## What you have to do:
Your answer must be every line of the data below that holds the string "tutorial", copied exactly.

START Available data

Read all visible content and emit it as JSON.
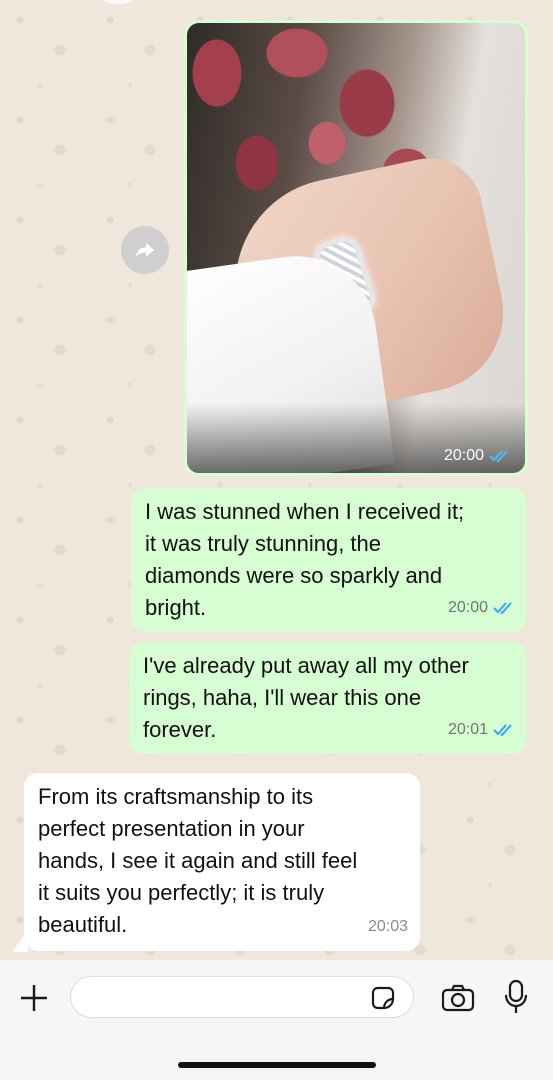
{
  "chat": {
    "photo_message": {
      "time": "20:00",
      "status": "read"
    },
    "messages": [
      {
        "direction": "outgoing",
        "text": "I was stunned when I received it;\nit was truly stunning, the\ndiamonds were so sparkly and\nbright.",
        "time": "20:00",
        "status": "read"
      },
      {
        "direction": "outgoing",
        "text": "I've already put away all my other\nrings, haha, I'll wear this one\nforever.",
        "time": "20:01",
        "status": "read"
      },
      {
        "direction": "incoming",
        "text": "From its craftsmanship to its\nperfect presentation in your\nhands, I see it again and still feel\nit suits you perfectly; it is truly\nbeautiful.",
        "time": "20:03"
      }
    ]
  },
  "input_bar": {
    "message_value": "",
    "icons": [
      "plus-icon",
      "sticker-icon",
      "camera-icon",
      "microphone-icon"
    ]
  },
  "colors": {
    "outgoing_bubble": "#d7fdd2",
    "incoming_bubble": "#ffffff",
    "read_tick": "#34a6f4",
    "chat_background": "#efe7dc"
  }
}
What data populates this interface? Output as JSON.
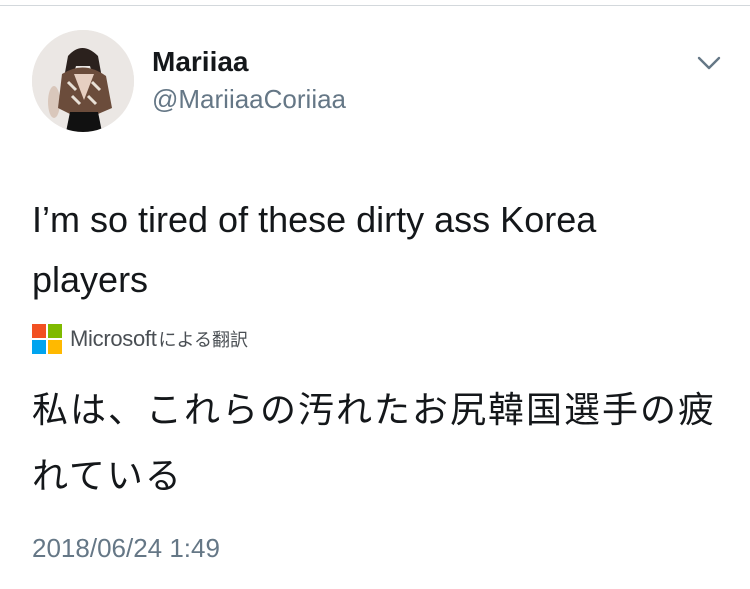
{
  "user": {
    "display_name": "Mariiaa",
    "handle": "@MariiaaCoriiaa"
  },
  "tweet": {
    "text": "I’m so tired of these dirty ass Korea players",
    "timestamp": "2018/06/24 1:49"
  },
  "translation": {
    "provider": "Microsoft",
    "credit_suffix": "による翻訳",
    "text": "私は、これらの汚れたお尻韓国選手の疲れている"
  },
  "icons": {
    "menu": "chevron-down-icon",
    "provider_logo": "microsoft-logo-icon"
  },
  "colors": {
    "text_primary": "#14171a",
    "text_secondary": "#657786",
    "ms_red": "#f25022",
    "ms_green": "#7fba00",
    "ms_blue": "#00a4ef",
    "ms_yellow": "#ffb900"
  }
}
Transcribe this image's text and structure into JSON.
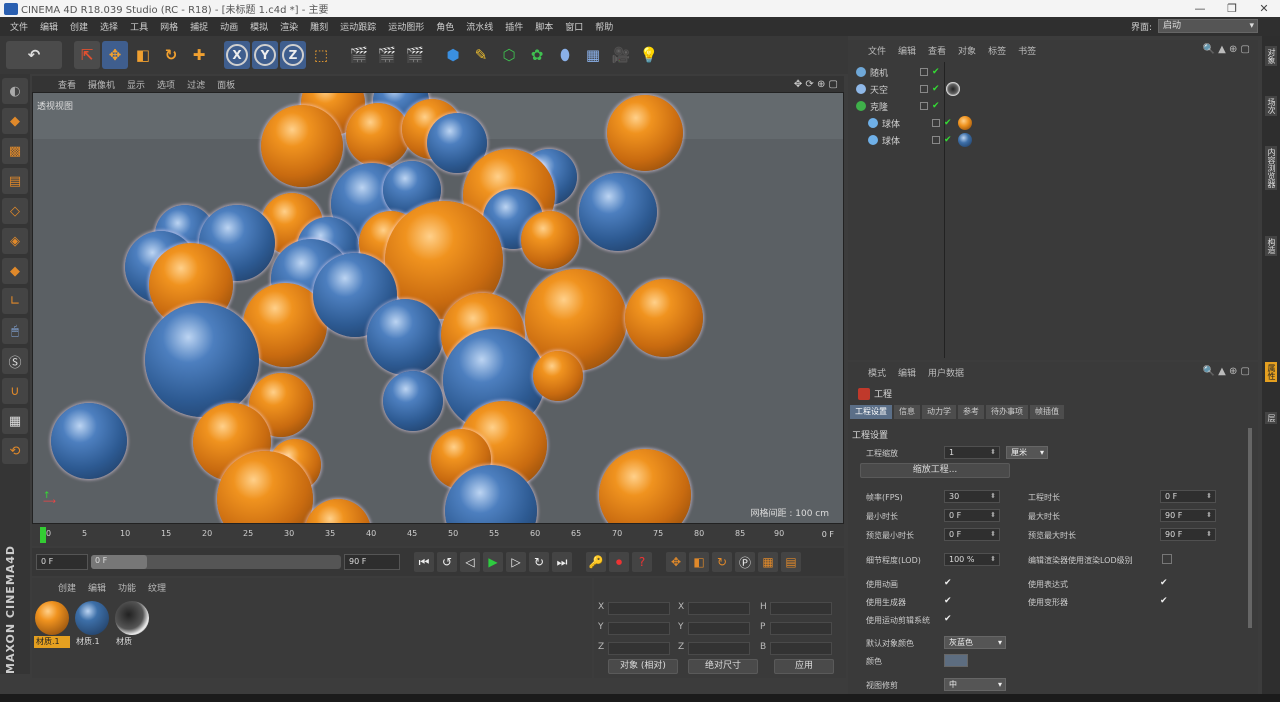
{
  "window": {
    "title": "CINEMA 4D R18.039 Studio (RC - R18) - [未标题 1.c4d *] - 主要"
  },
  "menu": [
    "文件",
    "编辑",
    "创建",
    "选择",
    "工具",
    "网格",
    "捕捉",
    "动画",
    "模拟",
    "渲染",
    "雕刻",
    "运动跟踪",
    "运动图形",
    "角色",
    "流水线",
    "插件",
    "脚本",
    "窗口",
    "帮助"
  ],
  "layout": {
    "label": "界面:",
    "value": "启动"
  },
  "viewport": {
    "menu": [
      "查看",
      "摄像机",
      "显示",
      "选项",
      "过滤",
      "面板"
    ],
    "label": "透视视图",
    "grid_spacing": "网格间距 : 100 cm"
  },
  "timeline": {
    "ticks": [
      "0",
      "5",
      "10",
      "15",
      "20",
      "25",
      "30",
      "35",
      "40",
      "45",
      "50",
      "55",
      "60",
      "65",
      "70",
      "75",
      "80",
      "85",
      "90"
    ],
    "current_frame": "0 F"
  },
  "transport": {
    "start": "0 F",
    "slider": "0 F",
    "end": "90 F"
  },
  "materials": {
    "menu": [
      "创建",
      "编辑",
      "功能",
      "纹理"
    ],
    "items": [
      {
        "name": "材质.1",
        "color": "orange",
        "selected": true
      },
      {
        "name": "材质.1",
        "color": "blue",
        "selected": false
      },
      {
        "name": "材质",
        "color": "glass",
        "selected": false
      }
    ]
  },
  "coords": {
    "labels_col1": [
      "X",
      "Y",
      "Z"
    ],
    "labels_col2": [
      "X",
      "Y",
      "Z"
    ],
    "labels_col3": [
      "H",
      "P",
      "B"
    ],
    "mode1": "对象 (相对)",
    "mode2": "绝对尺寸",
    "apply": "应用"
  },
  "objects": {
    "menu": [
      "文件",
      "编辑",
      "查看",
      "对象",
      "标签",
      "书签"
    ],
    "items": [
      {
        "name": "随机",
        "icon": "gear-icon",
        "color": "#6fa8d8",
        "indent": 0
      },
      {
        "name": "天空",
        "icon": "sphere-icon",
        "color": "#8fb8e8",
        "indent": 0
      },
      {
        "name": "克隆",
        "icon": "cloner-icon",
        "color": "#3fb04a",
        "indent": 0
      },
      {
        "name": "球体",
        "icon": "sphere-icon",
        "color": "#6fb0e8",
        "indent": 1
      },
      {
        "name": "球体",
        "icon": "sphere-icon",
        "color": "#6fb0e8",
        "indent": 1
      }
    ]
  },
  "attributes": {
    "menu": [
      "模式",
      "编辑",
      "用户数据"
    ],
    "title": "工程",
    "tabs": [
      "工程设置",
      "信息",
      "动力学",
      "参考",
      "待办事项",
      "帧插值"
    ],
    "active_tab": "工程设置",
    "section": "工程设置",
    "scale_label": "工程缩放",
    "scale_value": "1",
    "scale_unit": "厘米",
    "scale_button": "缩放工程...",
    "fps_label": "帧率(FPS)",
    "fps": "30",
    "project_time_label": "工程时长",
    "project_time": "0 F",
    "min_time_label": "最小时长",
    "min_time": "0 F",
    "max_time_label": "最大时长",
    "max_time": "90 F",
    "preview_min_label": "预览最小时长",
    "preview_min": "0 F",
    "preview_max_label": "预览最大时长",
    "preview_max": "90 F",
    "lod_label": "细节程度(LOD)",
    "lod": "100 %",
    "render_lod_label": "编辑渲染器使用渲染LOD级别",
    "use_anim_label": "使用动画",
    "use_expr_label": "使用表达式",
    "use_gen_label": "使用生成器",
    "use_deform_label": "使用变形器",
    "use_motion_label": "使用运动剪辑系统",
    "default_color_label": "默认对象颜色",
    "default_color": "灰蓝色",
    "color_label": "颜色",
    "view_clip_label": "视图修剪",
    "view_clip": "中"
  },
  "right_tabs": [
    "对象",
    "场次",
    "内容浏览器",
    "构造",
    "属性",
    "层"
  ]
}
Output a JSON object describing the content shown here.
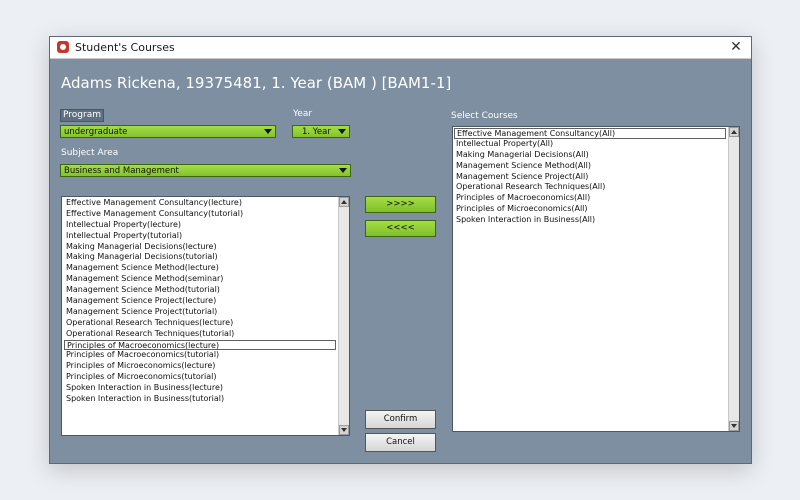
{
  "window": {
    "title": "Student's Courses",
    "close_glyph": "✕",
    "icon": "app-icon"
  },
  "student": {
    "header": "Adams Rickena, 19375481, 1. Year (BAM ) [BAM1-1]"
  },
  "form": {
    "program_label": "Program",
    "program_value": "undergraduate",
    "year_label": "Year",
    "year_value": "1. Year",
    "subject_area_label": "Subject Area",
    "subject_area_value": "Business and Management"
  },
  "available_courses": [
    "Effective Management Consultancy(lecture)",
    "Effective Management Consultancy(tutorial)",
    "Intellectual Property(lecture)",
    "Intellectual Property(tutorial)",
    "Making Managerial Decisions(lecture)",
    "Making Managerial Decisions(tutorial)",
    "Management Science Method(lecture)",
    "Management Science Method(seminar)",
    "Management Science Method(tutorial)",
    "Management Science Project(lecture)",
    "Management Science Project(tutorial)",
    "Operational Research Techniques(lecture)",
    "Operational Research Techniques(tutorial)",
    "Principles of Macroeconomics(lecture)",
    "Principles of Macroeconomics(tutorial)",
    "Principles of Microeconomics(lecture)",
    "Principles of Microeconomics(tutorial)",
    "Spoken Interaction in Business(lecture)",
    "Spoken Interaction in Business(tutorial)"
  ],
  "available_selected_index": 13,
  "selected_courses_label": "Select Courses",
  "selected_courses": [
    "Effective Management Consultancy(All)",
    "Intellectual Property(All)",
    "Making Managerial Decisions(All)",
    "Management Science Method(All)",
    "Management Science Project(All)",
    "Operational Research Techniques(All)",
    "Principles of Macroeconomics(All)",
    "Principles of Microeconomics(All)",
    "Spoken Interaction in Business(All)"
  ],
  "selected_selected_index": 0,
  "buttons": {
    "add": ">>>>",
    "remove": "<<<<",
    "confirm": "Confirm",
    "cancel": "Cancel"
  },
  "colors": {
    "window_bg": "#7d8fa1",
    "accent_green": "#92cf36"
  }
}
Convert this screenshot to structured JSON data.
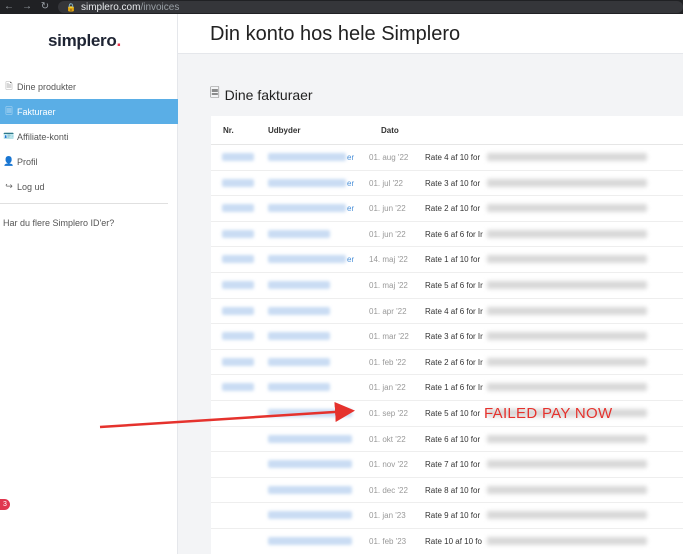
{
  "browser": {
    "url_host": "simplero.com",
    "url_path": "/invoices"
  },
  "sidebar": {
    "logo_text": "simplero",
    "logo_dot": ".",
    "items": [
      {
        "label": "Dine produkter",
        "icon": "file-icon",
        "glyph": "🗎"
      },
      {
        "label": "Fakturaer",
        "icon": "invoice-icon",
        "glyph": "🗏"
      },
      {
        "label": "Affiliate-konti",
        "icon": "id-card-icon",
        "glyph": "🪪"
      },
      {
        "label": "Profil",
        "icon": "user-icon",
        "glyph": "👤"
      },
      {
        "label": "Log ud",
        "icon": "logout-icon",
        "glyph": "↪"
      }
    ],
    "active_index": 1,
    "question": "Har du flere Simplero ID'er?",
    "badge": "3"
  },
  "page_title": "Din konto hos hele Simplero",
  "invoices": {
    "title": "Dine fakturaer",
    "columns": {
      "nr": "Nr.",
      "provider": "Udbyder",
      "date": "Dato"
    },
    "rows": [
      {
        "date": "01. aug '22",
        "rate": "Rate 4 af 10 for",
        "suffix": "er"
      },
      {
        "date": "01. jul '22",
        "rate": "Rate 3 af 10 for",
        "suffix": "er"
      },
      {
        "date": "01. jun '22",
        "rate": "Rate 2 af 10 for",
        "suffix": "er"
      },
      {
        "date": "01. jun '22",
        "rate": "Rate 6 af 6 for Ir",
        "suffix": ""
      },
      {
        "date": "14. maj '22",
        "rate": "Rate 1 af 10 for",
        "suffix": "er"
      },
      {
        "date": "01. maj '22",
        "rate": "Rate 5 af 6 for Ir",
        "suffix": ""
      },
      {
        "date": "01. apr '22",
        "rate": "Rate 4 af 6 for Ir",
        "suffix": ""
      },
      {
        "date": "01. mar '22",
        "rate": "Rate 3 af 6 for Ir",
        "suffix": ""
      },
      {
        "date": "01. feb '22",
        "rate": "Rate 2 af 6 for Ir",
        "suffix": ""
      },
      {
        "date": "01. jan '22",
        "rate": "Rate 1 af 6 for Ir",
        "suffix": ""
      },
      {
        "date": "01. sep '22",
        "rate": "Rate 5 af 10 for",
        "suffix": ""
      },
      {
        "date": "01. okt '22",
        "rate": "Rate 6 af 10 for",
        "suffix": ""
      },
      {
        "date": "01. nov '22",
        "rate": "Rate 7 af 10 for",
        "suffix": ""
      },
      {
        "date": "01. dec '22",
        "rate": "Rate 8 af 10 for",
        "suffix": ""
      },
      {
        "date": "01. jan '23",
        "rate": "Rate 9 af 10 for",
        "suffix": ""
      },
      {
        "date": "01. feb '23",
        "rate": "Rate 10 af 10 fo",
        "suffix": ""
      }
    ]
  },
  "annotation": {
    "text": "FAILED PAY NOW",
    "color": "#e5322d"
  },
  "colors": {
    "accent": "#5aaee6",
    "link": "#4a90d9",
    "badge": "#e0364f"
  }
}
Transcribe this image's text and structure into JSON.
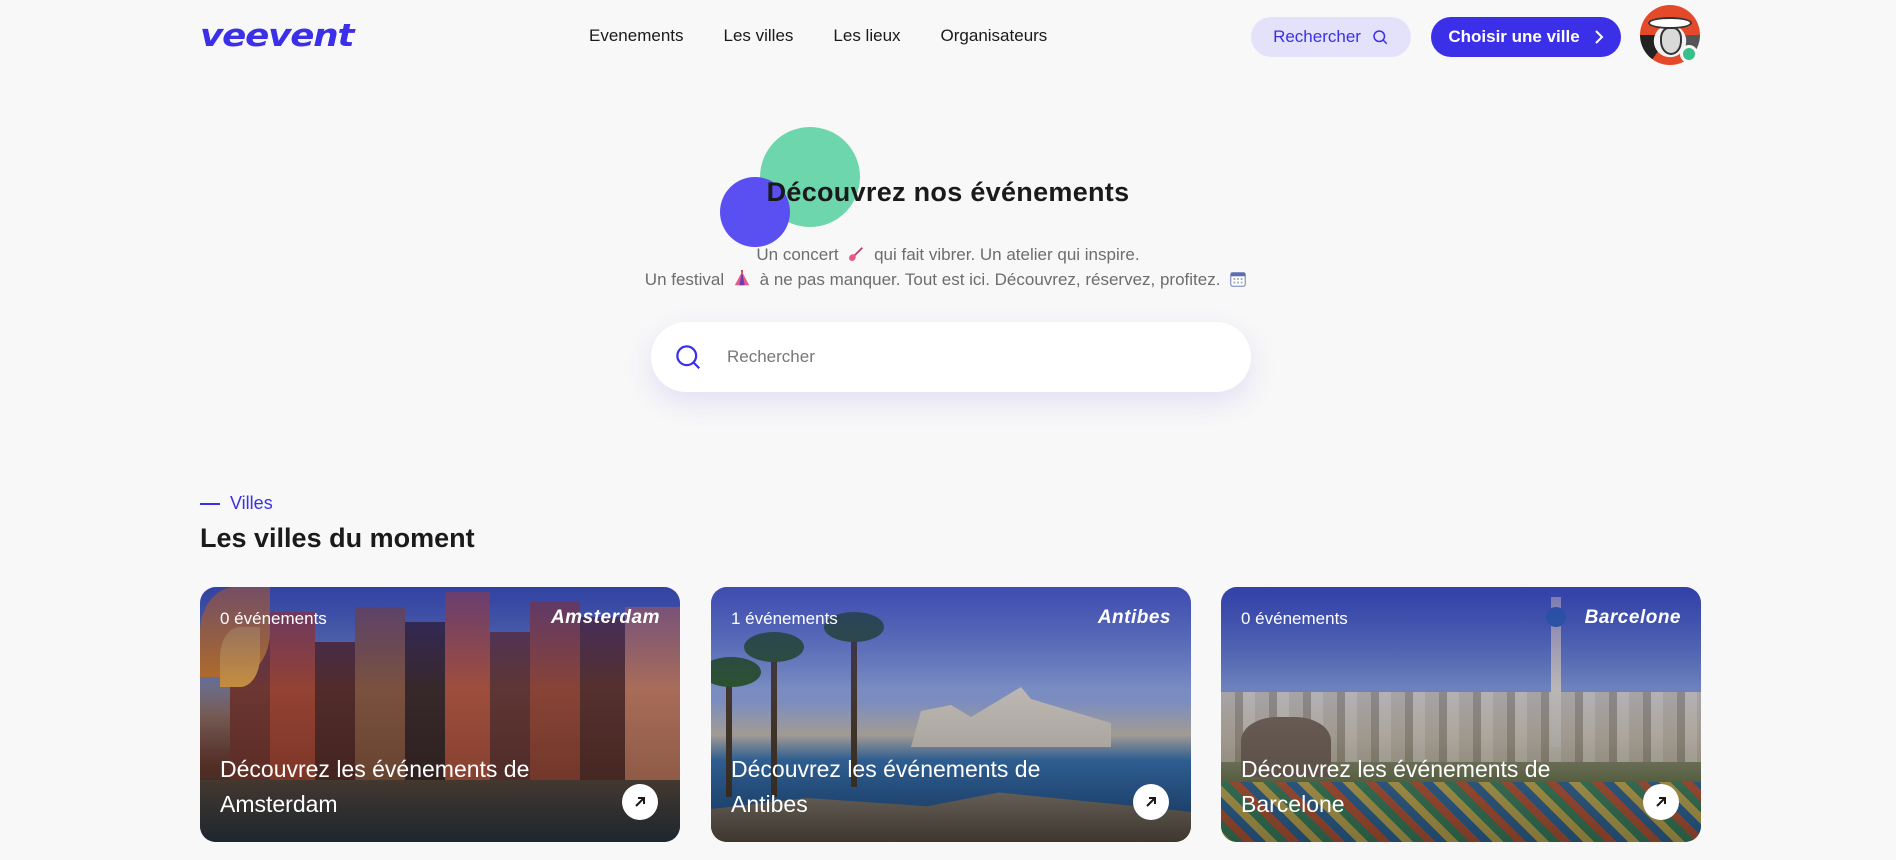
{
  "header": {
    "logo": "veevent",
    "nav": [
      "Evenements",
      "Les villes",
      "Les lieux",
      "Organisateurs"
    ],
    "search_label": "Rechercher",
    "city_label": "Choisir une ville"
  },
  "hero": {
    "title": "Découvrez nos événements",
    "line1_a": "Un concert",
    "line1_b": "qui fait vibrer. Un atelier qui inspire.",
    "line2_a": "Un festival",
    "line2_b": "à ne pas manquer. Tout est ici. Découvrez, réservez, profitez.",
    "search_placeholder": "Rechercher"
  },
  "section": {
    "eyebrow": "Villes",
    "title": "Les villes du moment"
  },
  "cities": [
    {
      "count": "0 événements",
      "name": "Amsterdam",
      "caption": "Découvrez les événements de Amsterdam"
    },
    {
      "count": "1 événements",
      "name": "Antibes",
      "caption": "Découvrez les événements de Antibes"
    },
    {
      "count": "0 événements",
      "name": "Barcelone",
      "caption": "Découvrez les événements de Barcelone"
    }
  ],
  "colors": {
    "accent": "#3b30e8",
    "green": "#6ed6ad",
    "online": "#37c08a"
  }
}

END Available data

## Written answer:
    "Effective Management Consultancy(tutorial)",
    "Intellectual Property(tutorial)",
    "Making Managerial Decisions(tutorial)",
    "Management Science Method(tutorial)",
    "Management Science Project(tutorial)",
    "Operational Research Techniques(tutorial)",
    "Principles of Macroeconomics(tutorial)",
    "Principles of Microeconomics(tutorial)",
    "Spoken Interaction in Business(tutorial)"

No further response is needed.